Motorcycle racing
Last year, the F-150 enabled Kennedy to explore his newfound passion of motorcycle racing. He won his first race at the Willow Springs Motorcycle Club on his Kawasaki and he finds the big track challenging.

"I've been all over California from Thunder Hill, Laguna, Sears Point, out to Vegas, but big Willow is the only one that is that fast," he says. "It makes you better everywhere else, being you're so comfortable seeing things that fast. Streets of Willow is super fun, whereas big Willow is its own thing. It's not been paved in I don't know how long. There are lines and bumps and sealer.
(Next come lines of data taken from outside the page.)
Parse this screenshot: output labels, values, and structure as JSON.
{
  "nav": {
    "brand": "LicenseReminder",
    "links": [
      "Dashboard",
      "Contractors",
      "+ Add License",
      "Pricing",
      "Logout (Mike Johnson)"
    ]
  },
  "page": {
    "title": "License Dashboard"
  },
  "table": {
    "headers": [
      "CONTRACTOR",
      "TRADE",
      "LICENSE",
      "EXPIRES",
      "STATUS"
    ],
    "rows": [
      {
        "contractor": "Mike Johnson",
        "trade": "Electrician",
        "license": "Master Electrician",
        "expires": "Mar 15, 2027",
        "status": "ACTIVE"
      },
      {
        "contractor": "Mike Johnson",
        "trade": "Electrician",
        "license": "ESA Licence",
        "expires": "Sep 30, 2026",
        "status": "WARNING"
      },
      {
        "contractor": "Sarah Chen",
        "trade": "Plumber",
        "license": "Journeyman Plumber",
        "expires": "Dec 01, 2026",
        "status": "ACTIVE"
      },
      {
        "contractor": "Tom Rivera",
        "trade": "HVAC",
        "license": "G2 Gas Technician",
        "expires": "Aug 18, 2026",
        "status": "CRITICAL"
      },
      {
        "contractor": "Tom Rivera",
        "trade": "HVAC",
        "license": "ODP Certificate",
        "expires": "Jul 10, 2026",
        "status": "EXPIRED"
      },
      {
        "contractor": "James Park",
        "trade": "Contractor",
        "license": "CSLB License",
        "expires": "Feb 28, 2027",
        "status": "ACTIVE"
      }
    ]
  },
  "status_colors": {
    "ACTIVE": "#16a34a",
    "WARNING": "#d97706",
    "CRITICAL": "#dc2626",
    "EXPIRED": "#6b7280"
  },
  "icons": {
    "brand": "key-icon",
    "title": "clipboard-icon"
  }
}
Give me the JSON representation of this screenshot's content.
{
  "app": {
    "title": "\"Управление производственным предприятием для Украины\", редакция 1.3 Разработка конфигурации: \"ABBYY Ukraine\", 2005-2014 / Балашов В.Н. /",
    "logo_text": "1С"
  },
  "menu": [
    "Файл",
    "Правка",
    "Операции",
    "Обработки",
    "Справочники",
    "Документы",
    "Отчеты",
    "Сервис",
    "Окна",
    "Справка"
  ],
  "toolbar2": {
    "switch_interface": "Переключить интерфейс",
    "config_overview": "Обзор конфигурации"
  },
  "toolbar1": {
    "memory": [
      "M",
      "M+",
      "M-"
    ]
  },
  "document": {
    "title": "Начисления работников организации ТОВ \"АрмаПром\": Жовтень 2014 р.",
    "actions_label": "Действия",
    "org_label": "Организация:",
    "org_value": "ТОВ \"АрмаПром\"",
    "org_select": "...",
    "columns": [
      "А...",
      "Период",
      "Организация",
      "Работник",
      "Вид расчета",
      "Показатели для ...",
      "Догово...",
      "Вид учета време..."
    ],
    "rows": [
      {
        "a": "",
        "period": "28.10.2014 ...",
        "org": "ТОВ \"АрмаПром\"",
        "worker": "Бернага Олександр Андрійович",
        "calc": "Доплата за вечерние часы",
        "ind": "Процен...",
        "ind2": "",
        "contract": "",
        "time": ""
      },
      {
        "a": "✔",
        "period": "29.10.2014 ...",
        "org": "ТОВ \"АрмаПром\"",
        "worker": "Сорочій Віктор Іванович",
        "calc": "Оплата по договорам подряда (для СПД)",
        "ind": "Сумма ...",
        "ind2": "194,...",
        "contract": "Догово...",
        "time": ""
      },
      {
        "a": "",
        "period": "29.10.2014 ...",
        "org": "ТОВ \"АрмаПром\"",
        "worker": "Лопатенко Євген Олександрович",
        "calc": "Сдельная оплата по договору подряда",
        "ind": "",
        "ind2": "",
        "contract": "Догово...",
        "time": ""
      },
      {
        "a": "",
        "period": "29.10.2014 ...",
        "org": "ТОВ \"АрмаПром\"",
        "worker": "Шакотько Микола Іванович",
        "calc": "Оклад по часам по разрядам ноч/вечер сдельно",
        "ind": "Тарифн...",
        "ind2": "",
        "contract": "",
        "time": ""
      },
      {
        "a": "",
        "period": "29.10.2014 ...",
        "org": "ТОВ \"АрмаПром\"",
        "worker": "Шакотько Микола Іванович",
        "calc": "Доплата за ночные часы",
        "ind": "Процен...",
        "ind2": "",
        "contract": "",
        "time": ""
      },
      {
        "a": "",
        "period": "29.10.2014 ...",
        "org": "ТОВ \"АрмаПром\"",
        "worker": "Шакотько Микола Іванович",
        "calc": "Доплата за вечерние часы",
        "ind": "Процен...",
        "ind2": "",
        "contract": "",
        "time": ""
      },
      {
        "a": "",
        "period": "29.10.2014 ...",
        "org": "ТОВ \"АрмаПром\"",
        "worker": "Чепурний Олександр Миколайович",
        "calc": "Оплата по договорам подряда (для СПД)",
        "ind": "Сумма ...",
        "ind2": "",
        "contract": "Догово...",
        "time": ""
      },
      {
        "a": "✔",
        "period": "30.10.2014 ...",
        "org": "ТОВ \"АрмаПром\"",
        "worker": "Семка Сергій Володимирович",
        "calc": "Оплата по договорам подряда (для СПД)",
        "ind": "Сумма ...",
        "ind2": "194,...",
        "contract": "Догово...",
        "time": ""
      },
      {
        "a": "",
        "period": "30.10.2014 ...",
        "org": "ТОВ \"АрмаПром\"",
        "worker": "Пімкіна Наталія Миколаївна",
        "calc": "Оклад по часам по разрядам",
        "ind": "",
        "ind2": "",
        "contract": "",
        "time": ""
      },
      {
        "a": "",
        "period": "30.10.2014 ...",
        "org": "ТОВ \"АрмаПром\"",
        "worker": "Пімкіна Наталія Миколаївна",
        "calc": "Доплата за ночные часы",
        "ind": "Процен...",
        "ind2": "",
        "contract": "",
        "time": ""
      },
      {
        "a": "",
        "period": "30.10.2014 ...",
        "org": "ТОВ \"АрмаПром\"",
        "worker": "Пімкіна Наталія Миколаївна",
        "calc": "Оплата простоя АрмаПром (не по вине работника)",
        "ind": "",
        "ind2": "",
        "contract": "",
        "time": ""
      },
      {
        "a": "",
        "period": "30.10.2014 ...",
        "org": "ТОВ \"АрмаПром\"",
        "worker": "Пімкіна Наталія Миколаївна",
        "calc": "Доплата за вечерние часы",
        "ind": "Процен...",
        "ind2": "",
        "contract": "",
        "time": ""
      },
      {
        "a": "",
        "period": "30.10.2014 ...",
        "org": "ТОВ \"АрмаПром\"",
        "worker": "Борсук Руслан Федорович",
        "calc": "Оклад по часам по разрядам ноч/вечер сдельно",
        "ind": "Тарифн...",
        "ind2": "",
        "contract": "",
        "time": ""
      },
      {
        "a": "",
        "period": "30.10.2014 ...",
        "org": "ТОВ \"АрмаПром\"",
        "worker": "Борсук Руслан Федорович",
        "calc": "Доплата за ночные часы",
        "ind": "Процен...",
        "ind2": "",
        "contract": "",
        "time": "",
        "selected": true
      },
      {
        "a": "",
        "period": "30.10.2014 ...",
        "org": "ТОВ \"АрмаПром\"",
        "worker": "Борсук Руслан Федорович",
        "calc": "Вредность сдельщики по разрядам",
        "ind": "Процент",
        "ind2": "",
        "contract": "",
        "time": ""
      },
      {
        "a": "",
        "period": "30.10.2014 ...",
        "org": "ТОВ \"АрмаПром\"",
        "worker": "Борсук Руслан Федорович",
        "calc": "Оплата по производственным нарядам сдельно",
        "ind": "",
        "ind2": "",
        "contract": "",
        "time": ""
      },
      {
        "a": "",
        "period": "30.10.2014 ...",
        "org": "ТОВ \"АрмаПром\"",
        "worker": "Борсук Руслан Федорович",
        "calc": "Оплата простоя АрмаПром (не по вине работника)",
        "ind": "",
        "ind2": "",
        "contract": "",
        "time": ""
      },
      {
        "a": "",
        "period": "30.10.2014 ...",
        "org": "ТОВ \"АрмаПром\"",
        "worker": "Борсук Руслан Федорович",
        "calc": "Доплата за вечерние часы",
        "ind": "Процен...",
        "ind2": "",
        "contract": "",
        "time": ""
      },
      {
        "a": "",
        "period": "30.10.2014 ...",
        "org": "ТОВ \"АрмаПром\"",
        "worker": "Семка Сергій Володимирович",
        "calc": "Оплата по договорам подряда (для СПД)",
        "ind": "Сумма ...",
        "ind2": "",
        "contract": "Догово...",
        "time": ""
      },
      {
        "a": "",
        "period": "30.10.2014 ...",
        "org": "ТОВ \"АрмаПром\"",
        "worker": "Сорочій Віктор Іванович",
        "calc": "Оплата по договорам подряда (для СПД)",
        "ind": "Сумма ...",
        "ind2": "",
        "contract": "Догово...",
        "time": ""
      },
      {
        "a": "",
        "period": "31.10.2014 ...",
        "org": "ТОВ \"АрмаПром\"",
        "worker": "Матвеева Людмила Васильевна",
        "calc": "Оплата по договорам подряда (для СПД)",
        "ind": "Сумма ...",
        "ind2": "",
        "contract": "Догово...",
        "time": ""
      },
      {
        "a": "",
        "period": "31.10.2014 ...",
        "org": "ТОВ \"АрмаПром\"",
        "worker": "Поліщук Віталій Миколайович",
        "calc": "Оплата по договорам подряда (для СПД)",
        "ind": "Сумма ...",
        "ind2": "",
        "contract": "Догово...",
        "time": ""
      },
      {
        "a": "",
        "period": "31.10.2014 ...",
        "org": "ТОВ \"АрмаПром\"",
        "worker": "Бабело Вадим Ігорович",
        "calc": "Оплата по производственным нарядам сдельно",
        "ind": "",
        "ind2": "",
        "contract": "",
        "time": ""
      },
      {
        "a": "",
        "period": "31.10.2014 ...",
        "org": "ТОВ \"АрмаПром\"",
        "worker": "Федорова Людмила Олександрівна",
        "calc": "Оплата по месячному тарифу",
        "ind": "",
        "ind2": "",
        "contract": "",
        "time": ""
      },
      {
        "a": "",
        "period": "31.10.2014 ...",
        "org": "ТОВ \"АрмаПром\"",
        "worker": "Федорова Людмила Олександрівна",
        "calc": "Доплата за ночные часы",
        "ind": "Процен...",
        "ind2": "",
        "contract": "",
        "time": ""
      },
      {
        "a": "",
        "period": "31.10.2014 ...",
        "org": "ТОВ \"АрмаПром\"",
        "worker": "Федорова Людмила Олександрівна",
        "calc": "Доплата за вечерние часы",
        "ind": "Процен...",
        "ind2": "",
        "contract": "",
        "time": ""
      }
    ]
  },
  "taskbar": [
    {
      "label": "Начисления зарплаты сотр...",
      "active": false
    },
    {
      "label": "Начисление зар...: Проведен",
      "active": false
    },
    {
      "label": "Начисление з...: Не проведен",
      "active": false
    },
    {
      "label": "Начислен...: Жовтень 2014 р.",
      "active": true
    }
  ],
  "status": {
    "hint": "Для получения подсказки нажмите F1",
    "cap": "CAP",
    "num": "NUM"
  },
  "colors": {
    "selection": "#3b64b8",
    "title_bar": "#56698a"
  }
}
Guys that are going fast out there; it's really, really gnarly what they're doing."

Racing at Willow Springs makes other tracks seem easier. "The Willow guys are so comfortable going that fast. If you're OK going 180 miles an hour without even thinking about it, then you can be at Thunder Hill and go into Turn One at 115. You're so used to that, you should be able to perform pretty well everywhere."

Racing was a natural progression for the biker. "When I was a kid I got myself a dirt bike, a KX 250 two-stroke and I crashed a lot." As a big fan of movies like "The Wild One," he then got into café racers. And in 2007 he attended a MotoGP race at Laguna Seca, which he found was an intimidating environment, but it was also inspiring.

"I'm hoping I get into more racing later this year. It's not my day job and that particular hobby you can get really hurt," he laughs.

Car he learned to drive in
Kennedy grew up riding motorcycles like his dad. Although he had the dirt bike, he rode his 1982 P200 Vespa to high school in Poway, California.

"People don't know that it's cool. Like my KTM here, people that know it's cool, think it's cool. For the most part, they look at me like 'Wow, you got a dirt bike, that's really cool, man.' That doesn't really get girls. Mine was so bitchin' too, I'm such an idiot because I sold it because I was young and stupid!" he says of the Vespa.